PROBLEM TO WORK ON
Start to finish, print the entries exactly, and carry none of the pictures over.

==========

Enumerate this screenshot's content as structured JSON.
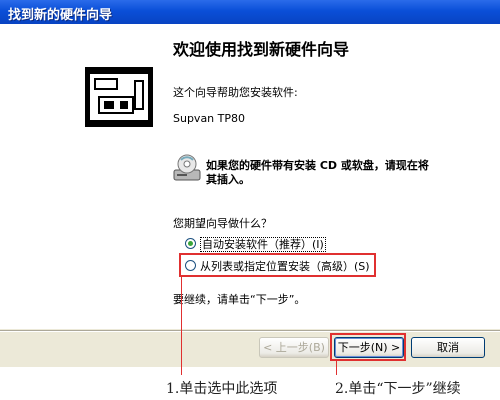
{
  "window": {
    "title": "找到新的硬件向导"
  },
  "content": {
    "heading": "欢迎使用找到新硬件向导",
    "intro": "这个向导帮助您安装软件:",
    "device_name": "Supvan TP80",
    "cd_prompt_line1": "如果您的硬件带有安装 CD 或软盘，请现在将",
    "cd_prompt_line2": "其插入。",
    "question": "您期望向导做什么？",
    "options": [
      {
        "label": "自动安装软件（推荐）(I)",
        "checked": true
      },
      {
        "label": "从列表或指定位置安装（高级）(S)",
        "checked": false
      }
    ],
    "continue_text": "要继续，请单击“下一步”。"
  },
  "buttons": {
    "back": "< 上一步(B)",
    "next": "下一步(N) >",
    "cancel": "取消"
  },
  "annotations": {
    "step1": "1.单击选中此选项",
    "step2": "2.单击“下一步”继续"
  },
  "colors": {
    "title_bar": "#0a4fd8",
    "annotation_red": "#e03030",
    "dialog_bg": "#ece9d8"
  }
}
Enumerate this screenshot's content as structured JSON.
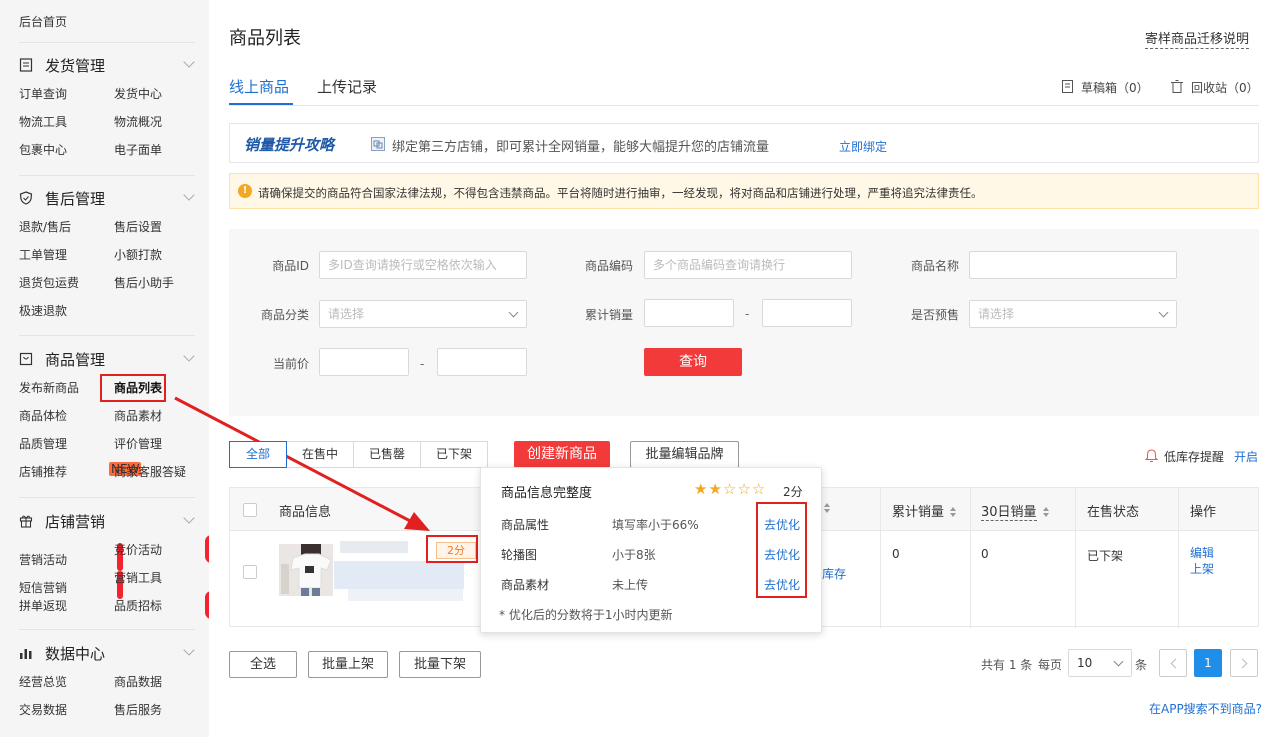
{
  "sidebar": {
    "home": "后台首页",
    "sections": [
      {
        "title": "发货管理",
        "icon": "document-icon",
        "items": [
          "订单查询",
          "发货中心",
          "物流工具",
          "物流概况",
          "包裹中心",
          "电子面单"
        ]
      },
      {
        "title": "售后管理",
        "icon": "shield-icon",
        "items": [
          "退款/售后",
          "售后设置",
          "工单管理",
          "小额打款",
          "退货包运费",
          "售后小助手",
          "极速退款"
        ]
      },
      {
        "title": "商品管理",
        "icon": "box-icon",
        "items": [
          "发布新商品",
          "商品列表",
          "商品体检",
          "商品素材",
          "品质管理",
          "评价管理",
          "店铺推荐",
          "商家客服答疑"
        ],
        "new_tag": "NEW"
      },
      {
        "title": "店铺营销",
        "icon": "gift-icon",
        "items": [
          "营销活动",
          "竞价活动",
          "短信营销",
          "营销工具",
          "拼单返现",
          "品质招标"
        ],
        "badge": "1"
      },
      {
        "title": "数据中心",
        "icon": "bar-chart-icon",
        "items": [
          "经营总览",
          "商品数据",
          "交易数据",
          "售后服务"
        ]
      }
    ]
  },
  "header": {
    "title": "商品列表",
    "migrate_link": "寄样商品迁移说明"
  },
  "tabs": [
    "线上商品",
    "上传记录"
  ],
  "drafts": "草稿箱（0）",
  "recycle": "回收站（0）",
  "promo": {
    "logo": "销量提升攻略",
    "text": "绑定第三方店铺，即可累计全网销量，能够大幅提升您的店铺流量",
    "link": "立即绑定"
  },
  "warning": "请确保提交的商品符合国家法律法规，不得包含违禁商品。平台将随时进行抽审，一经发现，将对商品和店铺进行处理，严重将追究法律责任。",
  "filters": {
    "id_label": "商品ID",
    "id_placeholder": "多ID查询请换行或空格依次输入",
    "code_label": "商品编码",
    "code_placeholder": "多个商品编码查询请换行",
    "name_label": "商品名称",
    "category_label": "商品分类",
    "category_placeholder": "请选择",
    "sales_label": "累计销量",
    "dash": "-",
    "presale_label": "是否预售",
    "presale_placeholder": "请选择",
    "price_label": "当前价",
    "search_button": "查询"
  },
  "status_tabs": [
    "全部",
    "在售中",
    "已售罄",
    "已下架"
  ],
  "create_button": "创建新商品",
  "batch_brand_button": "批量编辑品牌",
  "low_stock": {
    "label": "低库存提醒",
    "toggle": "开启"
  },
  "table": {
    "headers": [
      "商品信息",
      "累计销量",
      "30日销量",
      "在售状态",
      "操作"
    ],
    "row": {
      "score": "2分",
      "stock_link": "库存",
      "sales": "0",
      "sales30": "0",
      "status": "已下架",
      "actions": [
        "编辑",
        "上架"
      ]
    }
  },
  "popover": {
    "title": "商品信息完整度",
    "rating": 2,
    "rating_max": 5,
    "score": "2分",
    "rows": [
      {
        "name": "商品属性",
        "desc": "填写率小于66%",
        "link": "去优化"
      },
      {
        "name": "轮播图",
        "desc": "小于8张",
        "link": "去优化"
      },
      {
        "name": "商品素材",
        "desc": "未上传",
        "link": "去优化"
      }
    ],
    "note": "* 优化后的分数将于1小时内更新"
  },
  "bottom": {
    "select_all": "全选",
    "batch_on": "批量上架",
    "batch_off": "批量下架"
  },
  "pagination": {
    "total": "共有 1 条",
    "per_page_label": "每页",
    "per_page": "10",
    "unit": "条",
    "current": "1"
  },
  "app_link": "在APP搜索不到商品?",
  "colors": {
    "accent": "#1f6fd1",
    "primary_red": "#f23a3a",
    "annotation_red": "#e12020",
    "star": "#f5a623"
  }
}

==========

PROBLEM SOLUTION
Enumerate this screenshot's content as structured JSON.
{
  "window": {
    "title": "找到新的硬件向导"
  },
  "content": {
    "heading": "欢迎使用找到新硬件向导",
    "intro": "这个向导帮助您安装软件:",
    "device_name": "Supvan TP80",
    "cd_prompt_line1": "如果您的硬件带有安装 CD 或软盘，请现在将",
    "cd_prompt_line2": "其插入。",
    "question": "您期望向导做什么？",
    "options": [
      {
        "label": "自动安装软件（推荐）(I)",
        "checked": true
      },
      {
        "label": "从列表或指定位置安装（高级）(S)",
        "checked": false
      }
    ],
    "continue_text": "要继续，请单击“下一步”。"
  },
  "buttons": {
    "back": "< 上一步(B)",
    "next": "下一步(N) >",
    "cancel": "取消"
  },
  "annotations": {
    "step1": "1.单击选中此选项",
    "step2": "2.单击“下一步”继续"
  },
  "colors": {
    "title_bar": "#0a4fd8",
    "annotation_red": "#e03030",
    "dialog_bg": "#ece9d8"
  }
}
Enumerate this screenshot's content as structured JSON.
{
  "sidebar": {
    "home": "后台首页",
    "sections": [
      {
        "title": "发货管理",
        "icon": "document-icon",
        "items": [
          "订单查询",
          "发货中心",
          "物流工具",
          "物流概况",
          "包裹中心",
          "电子面单"
        ]
      },
      {
        "title": "售后管理",
        "icon": "shield-icon",
        "items": [
          "退款/售后",
          "售后设置",
          "工单管理",
          "小额打款",
          "退货包运费",
          "售后小助手",
          "极速退款"
        ]
      },
      {
        "title": "商品管理",
        "icon": "box-icon",
        "items": [
          "发布新商品",
          "商品列表",
          "商品体检",
          "商品素材",
          "品质管理",
          "评价管理",
          "店铺推荐",
          "商家客服答疑"
        ],
        "new_tag": "NEW"
      },
      {
        "title": "店铺营销",
        "icon": "gift-icon",
        "items": [
          "营销活动",
          "竞价活动",
          "短信营销",
          "营销工具",
          "拼单返现",
          "品质招标"
        ],
        "badge": "1"
      },
      {
        "title": "数据中心",
        "icon": "bar-chart-icon",
        "items": [
          "经营总览",
          "商品数据",
          "交易数据",
          "售后服务"
        ]
      }
    ]
  },
  "header": {
    "title": "商品列表",
    "migrate_link": "寄样商品迁移说明"
  },
  "tabs": [
    "线上商品",
    "上传记录"
  ],
  "drafts": "草稿箱（0）",
  "recycle": "回收站（0）",
  "promo": {
    "logo": "销量提升攻略",
    "text": "绑定第三方店铺，即可累计全网销量，能够大幅提升您的店铺流量",
    "link": "立即绑定"
  },
  "warning": "请确保提交的商品符合国家法律法规，不得包含违禁商品。平台将随时进行抽审，一经发现，将对商品和店铺进行处理，严重将追究法律责任。",
  "filters": {
    "id_label": "商品ID",
    "id_placeholder": "多ID查询请换行或空格依次输入",
    "code_label": "商品编码",
    "code_placeholder": "多个商品编码查询请换行",
    "name_label": "商品名称",
    "category_label": "商品分类",
    "category_placeholder": "请选择",
    "sales_label": "累计销量",
    "dash": "-",
    "presale_label": "是否预售",
    "presale_placeholder": "请选择",
    "price_label": "当前价",
    "search_button": "查询"
  },
  "status_tabs": [
    "全部",
    "在售中",
    "已售罄",
    "已下架"
  ],
  "create_button": "创建新商品",
  "batch_brand_button": "批量编辑品牌",
  "low_stock": {
    "label": "低库存提醒",
    "toggle": "开启"
  },
  "table": {
    "headers": [
      "商品信息",
      "累计销量",
      "30日销量",
      "在售状态",
      "操作"
    ],
    "row": {
      "score": "2分",
      "stock_link": "库存",
      "sales": "0",
      "sales30": "0",
      "status": "已下架",
      "actions": [
        "编辑",
        "上架"
      ]
    }
  },
  "popover": {
    "title": "商品信息完整度",
    "rating": 2,
    "rating_max": 5,
    "score": "2分",
    "rows": [
      {
        "name": "商品属性",
        "desc": "填写率小于66%",
        "link": "去优化"
      },
      {
        "name": "轮播图",
        "desc": "小于8张",
        "link": "去优化"
      },
      {
        "name": "商品素材",
        "desc": "未上传",
        "link": "去优化"
      }
    ],
    "note": "* 优化后的分数将于1小时内更新"
  },
  "bottom": {
    "select_all": "全选",
    "batch_on": "批量上架",
    "batch_off": "批量下架"
  },
  "pagination": {
    "total": "共有 1 条",
    "per_page_label": "每页",
    "per_page": "10",
    "unit": "条",
    "current": "1"
  },
  "app_link": "在APP搜索不到商品?",
  "colors": {
    "accent": "#1f6fd1",
    "primary_red": "#f23a3a",
    "annotation_red": "#e12020",
    "star": "#f5a623"
  }
}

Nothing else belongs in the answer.